### Task objective:
Find the number of lines in these records where the word "Raise" appears. Reply with that number and nothing more.

### Information:
----
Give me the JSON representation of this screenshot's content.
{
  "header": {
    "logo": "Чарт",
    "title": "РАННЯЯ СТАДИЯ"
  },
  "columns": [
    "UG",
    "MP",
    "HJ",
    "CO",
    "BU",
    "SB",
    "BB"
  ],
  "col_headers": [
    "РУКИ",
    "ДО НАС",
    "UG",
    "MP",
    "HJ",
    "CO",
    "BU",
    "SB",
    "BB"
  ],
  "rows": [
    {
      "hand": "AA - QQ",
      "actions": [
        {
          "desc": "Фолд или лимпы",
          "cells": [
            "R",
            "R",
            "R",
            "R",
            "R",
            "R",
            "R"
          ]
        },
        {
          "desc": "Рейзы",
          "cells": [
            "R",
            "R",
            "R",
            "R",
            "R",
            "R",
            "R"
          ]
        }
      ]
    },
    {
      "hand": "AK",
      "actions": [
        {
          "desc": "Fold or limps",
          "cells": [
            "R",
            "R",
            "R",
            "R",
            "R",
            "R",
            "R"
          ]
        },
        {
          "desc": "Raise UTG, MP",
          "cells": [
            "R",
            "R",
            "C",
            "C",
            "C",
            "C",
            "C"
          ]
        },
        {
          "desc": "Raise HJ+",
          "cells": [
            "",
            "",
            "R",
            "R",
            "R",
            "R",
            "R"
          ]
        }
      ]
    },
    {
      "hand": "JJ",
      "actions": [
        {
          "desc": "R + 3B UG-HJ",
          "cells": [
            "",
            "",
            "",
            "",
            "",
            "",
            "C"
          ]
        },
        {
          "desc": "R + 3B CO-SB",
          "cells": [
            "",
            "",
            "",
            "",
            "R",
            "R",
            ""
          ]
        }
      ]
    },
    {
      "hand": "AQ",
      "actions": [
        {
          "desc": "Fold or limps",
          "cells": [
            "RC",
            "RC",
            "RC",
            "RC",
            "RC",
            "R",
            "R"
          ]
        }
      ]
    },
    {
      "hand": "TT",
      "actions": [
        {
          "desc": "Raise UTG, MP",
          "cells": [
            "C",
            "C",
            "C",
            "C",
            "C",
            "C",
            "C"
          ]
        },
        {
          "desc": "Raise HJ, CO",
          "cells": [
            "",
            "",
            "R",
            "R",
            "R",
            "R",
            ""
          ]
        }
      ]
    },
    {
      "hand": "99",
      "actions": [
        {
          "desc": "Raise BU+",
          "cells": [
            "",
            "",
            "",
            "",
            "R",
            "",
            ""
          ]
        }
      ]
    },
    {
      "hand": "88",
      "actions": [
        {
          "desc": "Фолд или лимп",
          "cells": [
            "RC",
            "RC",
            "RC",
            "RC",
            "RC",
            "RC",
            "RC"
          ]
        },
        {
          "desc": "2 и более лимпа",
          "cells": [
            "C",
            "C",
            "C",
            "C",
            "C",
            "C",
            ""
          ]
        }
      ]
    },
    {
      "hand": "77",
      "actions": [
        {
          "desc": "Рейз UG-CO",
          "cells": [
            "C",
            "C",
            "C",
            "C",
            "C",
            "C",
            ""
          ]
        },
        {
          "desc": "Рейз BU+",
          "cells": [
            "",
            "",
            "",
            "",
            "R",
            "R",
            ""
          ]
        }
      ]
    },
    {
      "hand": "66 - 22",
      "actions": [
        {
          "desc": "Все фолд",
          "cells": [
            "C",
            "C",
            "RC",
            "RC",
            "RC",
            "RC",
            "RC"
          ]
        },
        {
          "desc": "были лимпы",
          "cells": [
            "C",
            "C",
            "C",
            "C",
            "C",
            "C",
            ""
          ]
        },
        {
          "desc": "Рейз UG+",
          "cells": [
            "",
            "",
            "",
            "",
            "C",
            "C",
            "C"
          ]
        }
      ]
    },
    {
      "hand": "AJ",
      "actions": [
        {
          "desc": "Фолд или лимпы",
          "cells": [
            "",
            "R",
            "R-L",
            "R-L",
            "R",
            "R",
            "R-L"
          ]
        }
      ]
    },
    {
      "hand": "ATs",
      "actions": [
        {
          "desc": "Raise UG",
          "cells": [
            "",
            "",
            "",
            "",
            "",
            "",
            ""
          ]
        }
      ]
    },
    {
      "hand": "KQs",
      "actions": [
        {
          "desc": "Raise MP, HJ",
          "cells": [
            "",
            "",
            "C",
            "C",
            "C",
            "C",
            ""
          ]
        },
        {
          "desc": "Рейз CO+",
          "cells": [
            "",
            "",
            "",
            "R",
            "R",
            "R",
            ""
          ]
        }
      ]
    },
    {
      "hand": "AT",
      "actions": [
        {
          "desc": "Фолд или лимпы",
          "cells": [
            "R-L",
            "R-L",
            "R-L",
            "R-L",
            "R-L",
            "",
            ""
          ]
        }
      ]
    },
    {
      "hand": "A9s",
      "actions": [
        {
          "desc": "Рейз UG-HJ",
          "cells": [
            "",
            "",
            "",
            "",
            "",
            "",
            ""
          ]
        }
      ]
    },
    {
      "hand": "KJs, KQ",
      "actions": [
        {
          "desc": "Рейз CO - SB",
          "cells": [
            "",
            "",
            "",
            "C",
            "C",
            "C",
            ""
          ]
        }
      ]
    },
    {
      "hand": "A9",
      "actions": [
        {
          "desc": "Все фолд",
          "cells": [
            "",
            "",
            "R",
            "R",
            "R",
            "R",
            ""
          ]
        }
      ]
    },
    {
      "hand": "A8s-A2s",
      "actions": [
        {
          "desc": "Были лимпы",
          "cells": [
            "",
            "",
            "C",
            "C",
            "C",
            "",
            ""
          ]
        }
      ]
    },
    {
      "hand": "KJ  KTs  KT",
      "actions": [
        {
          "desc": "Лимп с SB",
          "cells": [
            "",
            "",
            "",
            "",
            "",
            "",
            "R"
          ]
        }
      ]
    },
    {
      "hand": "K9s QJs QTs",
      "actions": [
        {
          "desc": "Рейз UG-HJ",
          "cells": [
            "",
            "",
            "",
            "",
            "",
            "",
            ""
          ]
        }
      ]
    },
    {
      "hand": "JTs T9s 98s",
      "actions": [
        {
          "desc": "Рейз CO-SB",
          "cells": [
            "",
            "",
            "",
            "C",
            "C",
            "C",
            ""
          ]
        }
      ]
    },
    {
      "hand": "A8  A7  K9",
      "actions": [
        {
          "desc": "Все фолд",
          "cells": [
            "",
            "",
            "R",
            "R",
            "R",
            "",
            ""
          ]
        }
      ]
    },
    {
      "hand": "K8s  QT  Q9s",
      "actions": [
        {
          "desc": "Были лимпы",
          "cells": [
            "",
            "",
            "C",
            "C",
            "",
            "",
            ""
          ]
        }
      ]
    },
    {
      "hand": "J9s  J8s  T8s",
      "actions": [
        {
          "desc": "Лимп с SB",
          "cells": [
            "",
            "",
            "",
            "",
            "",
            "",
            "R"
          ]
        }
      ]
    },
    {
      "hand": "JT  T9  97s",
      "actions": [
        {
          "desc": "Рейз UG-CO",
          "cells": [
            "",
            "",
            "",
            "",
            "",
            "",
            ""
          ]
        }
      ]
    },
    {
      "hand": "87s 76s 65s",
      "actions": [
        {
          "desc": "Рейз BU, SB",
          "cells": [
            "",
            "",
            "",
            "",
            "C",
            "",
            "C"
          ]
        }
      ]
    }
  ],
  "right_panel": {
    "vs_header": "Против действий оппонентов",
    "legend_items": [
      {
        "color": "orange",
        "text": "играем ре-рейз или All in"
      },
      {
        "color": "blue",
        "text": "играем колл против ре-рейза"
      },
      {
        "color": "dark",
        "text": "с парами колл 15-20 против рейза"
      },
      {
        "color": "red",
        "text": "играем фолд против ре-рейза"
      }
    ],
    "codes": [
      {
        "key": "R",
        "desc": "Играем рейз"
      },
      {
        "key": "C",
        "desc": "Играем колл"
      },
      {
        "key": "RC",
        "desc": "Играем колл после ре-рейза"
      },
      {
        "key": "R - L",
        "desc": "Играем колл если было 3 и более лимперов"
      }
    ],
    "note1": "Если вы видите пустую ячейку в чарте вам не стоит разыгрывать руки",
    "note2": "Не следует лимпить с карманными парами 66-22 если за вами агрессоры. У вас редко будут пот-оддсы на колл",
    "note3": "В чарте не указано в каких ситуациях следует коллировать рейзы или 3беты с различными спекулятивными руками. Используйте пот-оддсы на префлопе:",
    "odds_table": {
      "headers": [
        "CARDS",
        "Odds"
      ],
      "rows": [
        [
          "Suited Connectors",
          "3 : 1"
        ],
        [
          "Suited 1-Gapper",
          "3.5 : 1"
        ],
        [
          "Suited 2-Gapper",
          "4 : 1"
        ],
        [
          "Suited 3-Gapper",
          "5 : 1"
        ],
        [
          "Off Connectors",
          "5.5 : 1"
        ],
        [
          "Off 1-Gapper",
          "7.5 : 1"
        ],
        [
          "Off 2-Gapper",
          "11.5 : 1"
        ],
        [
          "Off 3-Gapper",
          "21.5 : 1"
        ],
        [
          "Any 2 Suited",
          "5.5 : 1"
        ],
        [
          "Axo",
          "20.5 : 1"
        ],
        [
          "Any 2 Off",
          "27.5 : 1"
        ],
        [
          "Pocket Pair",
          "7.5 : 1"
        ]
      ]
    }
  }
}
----
### Answer space:
7